The Madrona Project, v. II / no. 1

“Keep a green bough in your heart, the singing bird will come” is a Chinese proverb that serves as epigraph to this new collection from Empty Bowl Press, selected and edited by Holly J. Hughes. In a time of drastic examples of climate change, in the face of predictions of “pornographic” damage to come (Mark Lynas, Six Degrees: Our Future on a Hotter Planet), it gives me heart.

The collection features artwork from Jocelyn Curry, Susan Leopold Freeman, Anita Leigh Holliday, Sandra Jane Polzin and others, and poems and prose by a wealth of northwest writers including Judith Roche (1941-2019), and our new Washington State poet laureate Rena Priest. Woven throughout one sees the panicky facts of destruction: “A raft of debris as large as Africa” (Kathleen Flenniken, “Horse Latitudes”); “smoke / hangs like a veil, a scarf we can’t breathe through” (Sharon Hashimoto, “Back Fires: September 2020”). It’s time, these poems and prose pieces exhort us again and again: “We’ve stayed calm for too long,” and “It’s time to move quickly” (Iris Graville, “Not Just a Drill”; “Truth time” (Risa Denenberg, “Posthuman”).

And all that’s so worth saving calls to us from every page: “Surrounded by birdsong in many languages / walled in by forty-, fifty-, sixty-foot cedar, fir, hemlock / maples leafed out, honeysuckle beginning” (Ronda Piszk Broatch, “Apologizing for Paradise”); native blackberries “carry the taste of my childhood forest on a summer day” (Irene Keliher); “we pick up and play and write and sing and dance so that the Honduran emerald hummingbird the leatherback sea turtle the mountain gorilla the tiger salamander…” (Penina Taesali, “The Word of the Day”).

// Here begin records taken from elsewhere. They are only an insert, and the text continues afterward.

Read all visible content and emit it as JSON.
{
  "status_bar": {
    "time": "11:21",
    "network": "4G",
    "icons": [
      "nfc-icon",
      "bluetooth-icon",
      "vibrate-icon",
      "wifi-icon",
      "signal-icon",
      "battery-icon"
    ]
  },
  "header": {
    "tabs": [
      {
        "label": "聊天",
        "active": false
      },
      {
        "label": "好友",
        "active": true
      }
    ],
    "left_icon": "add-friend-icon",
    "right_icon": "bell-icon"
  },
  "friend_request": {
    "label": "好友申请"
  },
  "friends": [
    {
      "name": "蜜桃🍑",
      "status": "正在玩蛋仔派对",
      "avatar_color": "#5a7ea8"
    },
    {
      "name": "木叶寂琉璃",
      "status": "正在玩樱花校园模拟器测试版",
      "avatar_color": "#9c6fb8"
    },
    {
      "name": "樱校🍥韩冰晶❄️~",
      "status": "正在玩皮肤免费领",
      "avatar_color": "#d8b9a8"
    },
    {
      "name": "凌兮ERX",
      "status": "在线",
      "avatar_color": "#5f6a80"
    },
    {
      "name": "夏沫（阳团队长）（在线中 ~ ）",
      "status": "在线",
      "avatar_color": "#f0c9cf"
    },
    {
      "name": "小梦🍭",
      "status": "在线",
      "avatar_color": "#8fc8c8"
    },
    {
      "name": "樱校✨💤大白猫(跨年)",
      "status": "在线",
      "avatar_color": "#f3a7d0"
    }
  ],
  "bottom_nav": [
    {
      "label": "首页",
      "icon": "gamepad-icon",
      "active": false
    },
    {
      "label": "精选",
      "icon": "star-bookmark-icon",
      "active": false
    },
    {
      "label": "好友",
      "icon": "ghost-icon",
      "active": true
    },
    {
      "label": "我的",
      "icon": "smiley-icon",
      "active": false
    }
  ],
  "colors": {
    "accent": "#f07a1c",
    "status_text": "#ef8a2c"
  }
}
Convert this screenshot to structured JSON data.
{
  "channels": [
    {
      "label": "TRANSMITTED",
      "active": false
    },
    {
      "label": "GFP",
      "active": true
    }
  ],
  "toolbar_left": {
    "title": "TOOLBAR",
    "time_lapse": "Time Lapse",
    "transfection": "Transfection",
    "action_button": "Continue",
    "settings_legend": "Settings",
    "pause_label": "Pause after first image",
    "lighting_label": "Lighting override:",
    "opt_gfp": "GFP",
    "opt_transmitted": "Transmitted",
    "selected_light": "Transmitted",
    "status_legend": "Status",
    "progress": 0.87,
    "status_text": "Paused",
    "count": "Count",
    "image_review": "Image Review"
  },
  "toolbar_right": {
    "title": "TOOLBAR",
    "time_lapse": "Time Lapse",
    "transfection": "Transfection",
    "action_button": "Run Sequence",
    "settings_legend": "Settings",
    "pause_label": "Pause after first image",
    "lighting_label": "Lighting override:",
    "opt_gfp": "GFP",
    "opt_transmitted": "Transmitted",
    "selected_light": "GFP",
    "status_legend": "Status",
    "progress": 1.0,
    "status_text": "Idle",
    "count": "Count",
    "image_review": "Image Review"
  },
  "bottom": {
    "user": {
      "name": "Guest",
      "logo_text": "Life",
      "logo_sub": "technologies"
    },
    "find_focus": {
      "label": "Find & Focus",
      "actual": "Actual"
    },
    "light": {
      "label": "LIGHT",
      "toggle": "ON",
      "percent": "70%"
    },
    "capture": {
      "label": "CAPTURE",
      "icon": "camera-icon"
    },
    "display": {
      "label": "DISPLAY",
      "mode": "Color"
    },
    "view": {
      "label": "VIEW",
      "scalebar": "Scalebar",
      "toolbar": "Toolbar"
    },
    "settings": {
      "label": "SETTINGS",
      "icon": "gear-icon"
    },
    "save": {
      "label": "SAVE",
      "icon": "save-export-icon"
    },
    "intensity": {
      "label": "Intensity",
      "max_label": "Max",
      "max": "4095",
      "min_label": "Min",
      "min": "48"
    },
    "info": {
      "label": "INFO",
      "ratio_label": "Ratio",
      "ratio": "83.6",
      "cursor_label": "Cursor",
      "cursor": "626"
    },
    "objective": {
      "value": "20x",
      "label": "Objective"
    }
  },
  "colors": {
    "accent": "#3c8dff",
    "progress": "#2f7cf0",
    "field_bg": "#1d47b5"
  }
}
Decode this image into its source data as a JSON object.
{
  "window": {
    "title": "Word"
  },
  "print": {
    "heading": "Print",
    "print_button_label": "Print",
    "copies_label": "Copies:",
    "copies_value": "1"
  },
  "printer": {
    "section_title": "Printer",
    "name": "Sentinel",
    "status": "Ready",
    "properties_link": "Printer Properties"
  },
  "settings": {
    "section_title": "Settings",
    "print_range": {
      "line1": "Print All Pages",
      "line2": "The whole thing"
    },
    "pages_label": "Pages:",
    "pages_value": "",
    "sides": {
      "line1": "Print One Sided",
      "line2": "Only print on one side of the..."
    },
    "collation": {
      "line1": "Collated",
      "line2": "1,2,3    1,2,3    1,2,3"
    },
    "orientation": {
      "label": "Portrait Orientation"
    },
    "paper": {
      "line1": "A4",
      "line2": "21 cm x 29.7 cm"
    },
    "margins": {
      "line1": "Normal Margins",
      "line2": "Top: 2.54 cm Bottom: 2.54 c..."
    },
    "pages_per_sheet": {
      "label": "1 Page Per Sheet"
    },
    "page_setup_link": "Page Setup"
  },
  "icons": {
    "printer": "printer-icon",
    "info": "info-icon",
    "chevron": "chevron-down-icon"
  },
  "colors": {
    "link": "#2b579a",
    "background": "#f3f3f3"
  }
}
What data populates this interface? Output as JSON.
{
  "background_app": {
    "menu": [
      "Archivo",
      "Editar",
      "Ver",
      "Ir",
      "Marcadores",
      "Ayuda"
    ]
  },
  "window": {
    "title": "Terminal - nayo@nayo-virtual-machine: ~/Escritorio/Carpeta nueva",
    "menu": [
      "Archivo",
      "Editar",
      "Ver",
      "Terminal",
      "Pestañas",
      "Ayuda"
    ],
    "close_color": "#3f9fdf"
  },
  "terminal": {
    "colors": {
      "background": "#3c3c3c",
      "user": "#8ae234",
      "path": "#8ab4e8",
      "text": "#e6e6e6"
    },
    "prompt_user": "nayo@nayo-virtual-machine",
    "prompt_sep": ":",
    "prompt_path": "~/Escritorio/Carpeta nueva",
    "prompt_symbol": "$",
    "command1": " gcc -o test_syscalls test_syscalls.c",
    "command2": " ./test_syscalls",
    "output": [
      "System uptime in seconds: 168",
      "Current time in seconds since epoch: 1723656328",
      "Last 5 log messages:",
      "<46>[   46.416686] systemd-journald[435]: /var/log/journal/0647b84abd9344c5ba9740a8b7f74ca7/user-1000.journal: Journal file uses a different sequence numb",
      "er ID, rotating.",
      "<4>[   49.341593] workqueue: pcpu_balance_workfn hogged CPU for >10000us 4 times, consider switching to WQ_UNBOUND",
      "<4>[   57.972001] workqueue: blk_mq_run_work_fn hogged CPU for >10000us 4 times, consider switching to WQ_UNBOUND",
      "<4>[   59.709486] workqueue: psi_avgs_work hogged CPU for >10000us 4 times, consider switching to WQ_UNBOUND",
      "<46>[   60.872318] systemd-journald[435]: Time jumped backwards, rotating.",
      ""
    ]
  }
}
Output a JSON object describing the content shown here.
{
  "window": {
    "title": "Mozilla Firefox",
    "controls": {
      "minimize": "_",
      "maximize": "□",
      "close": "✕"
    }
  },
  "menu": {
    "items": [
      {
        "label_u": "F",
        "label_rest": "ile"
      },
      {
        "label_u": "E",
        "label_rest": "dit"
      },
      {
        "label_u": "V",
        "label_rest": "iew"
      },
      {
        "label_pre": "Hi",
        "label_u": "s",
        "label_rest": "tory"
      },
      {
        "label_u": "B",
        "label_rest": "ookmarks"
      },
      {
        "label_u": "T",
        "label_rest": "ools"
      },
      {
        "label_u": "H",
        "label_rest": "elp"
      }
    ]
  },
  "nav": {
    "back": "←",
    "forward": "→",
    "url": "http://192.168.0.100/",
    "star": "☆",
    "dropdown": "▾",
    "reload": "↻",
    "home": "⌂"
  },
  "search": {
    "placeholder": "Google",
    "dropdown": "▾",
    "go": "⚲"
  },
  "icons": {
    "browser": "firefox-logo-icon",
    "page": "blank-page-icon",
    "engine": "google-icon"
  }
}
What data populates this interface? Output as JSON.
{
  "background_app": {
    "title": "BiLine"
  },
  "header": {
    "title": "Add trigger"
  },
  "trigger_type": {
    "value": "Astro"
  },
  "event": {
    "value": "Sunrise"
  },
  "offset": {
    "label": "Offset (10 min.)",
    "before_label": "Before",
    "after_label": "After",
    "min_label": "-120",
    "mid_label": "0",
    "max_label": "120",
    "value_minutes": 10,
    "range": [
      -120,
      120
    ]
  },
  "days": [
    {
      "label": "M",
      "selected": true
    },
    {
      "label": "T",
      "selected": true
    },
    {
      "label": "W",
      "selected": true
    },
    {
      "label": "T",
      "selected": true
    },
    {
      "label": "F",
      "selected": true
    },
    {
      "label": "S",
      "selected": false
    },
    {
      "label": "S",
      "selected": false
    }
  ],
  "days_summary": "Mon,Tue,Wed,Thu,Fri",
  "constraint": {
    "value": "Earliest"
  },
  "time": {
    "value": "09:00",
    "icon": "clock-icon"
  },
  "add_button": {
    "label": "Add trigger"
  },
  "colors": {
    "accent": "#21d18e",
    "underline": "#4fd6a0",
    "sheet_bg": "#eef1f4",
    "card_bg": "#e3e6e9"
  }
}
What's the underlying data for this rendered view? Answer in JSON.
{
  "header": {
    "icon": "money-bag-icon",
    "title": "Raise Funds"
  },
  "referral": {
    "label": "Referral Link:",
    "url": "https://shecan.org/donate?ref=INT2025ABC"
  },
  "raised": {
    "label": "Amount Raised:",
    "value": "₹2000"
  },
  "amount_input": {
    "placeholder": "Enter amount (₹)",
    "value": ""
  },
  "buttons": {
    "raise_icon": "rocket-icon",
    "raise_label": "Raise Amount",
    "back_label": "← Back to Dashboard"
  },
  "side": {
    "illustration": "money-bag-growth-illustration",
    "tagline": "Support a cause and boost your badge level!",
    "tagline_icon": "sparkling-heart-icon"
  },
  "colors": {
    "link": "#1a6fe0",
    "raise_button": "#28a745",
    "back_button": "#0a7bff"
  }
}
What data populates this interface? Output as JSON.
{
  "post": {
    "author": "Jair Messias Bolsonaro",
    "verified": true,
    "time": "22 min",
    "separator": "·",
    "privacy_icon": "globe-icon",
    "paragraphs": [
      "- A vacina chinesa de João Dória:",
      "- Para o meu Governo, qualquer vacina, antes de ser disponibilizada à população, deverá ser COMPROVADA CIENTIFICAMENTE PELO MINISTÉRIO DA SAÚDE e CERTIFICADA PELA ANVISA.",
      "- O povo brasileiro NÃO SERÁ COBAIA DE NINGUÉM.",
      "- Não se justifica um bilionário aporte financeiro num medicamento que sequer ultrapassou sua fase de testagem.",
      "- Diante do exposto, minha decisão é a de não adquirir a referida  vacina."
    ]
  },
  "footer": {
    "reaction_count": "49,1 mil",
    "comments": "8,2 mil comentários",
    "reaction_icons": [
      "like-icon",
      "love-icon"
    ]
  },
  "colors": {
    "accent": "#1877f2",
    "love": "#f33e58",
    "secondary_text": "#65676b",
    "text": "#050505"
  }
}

“Perhaps every poem I write is the same poem; a poem to you, child of the next world, I hope you have some hope,: Sarah Marie Ortiz calls out to the future in “River.” In her introduction Hughes says much the same:

“I hope our songs will spark your imagination, rekindle, and breathe life into these embers of hope. Together, may we envision a future that hears and honors all our voices.”



Holly J. Hughes

HOLD FAST, Holly J. Hughes. Empty Bowl, 14172 Madrona Drive, Anacortes, Washington 98221, 2020, 115 pages, $16 paper,

Rereading Hold Fast made my day. Among other superlatives I can offer about this collection, it’s a perfect book to hole up with during a pandemic. I knew this before Claudia Castro Luna, writing for The Seattle Times, closed her editorial (“Sheltering in Place, Our Inner Poet Soars”) with Hughes’s poem, “Holdfast.” (Click on the link to read Castro Luna’s wise words.)

One paradox of these poems is the way Hughes manages a deft and powerful critique of the world, while celebrating it: “all that can’t be said…./ the bodies, the dreams, the shattered stars flowing down / to where the river weaves the mustn’t tell with the imagined, / the unseen, the unheard, the fragile….” (“If the River”).

And the epigraphs! This one, amid others:

If there is a world, let me be in it.
Let fires arise and pass…
Let the old hopes be made new.
Let stacks of clouds blacken if they have to
but never let the people in this town go hungry….
If there is a world where we feel very little,
let it not be our world.

Joanna KlinkExcerpts from a Secret Prophecy

It was difficult to choose just one poem to share. But I think this one:

Against Apocalypse

No more crying over spilt milk, turned wine, over rain
that won’t fall, over calendar pages leafing in the wind

as decades blow past, wind that once lifted tenderly
each blade of grass now taking down towns.

Meanwhile, the earth spins on her axis, day and night arrive
on schedule, but seasons on strike, certainties flown

with the birds, ocean lapping, hungry at the shore.
Why do so few say it: the end of the world at hand. 

Still we post photos of risotto, take selfies
at the beach of our bodies buried in the sand.

We hunker down with YouTube, binge
on Netflix, take up Zumba. Meanwhile

politicians lead us like lemmings for the cliffs,
while the rest freeze in future’s brights.

Meanwhile, the earth keeps spinning. Sun rises & sets.
Civilizations come & go. We won’t be the first,

though we may be the last. But remember your neighbor,
who showed up with a pot of chicken soup, still steaming,

the day you lost power. Another who shoveled you out,
drove you to the ferry in his battered four-wheel drive.

Who knows what’s ahead: fast burn or slow freeze,
asteroids, black holes, exploding galaxies?

If someday none of us can see the sun,
remember this: the world you want to inhabit.

I’m so glad to be in the world amid these poets and these books. Thank you for reading along with me.